This blog describes many of the various concerns from industry regarding the proposed Transactional Data Reporting rule. Some concerns addressed in the blog included, GSA’s method of estimating burden, the necessity of the proposed rule, and the security of the collected information.
This blog details the proposed Transactional Data Reporting rule and its possible impact for contractors. Specifically, it includes discussion regarding the proposed rule’s support of horizontal price comparisons to drive down pricing in such a manner that will serve to control wages and prices through a constant drive to lower prices.
From Our Members
Jonathan Aronie, Partner, Sheppard Mullin Richter & Hampton, analyzes the final Transactional Data Reporting rule and the possible effects that it may have on the Federal contracting community. Mr. Aronie raises significant concerns with specific aspects of the final rule, as well as “first steps” that contractors may want to take in responding to the changes.
Baker Tilly explores the final Transactional Data Reporting rule in this article, detailing key changes, initial concerns, and recommended best practices related to the final rule to assist contractors in ensuring continued compliance in the Federal marketplace moving forward.
Jason Workmaster, Counsel, Covington & Burling LLP; Nooree Lee, Associate, Covington & Burling LLP; and Alex Sarria, Associate, Covington & Burling LLP, detail the final transactional data reporting rule. This article summarizes the significant changes made from the proposed rule, as well as raises initial concerns for contractors.

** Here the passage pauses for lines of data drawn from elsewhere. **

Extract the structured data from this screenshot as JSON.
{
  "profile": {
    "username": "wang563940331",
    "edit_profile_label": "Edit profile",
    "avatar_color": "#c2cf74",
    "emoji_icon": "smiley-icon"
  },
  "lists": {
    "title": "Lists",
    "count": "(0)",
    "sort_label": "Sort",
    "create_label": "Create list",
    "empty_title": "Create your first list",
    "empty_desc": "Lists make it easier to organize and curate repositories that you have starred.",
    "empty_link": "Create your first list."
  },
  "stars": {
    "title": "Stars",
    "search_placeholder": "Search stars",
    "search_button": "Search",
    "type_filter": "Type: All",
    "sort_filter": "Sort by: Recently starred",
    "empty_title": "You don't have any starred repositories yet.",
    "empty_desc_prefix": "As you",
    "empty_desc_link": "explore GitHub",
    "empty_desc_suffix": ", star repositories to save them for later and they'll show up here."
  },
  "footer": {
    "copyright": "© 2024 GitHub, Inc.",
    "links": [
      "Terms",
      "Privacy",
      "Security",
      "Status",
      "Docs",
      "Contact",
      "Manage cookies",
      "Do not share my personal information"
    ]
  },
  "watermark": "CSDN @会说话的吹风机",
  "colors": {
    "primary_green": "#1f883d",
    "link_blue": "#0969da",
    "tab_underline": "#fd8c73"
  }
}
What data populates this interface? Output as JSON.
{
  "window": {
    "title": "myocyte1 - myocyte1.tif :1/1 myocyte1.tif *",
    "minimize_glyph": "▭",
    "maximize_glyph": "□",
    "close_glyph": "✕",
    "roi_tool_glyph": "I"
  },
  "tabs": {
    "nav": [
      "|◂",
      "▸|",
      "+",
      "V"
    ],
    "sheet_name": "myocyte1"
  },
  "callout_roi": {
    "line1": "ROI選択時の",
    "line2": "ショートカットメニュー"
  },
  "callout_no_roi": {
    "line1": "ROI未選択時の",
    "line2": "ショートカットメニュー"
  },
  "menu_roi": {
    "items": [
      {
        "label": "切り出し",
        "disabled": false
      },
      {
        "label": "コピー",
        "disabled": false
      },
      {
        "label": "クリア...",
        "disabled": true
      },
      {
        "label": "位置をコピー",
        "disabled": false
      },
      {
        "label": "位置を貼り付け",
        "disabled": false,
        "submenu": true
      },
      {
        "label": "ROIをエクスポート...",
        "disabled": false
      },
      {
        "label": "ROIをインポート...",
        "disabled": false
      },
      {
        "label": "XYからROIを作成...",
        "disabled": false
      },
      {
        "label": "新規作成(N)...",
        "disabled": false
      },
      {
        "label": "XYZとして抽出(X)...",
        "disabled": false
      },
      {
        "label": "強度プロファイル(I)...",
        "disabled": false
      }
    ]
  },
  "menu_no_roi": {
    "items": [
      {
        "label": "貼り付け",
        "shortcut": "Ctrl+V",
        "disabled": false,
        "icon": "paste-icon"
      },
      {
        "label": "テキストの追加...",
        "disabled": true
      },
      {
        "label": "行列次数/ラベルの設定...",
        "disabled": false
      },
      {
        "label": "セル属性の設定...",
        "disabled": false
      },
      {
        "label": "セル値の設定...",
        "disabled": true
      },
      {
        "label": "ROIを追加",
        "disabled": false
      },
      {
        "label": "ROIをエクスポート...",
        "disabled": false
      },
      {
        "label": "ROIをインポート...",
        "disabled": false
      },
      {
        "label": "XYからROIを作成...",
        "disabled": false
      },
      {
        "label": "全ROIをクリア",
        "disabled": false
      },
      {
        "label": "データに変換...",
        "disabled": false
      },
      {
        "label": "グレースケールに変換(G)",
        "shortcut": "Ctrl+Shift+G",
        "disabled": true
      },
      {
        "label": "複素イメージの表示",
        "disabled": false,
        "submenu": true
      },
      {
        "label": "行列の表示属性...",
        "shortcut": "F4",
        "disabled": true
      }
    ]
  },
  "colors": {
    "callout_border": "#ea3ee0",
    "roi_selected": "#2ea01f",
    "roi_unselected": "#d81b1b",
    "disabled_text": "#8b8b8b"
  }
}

Authors Phillip Seckman and Tyler Thomas examine the final transactional data reporting rule and the possible consequences it may have on the Federal contracting marketplace. In addition, the authors analyze the final rule’s updates from its proposed version, highlighting concerns that may not have been addressed.
Michael F. Mason, Partner, Hogan Lovells; Joy E. Sturm, Partner, Hogan Lovells; David W. Burgett, Partner, Hogan Lovells; Allison D. Pugsley, Counsel, Hogan Lovells; and Stacy M. Hadeka, Associate, Hogan Lovells, provide an overview of the final transactional data reporting rule, as well as an analysis of some issues that may arise with the rule moving forward.
Originally posted in Law360 on April 24, 2015, author Brian Miller, Managing Director, Navigant Consulting Inc., examines the proposed Transactional Data Reporting rule, with a specific attention to trade-off of transactional data reporting for elimination of the PRC. Miller describes this trade as a “Faustian bargain” for contractors, one which they may not wish to make.
Author Jonathan Aronie, Partner, Sheppard Mullin Richter & Hampton, examines the PRC and what the proposed Transactional Data Reporting rule may mean for the clause’s future. Aronie cautions contractors that although the proposed rule seems to put an end to the PRC, the clause may not be going away anytime soon.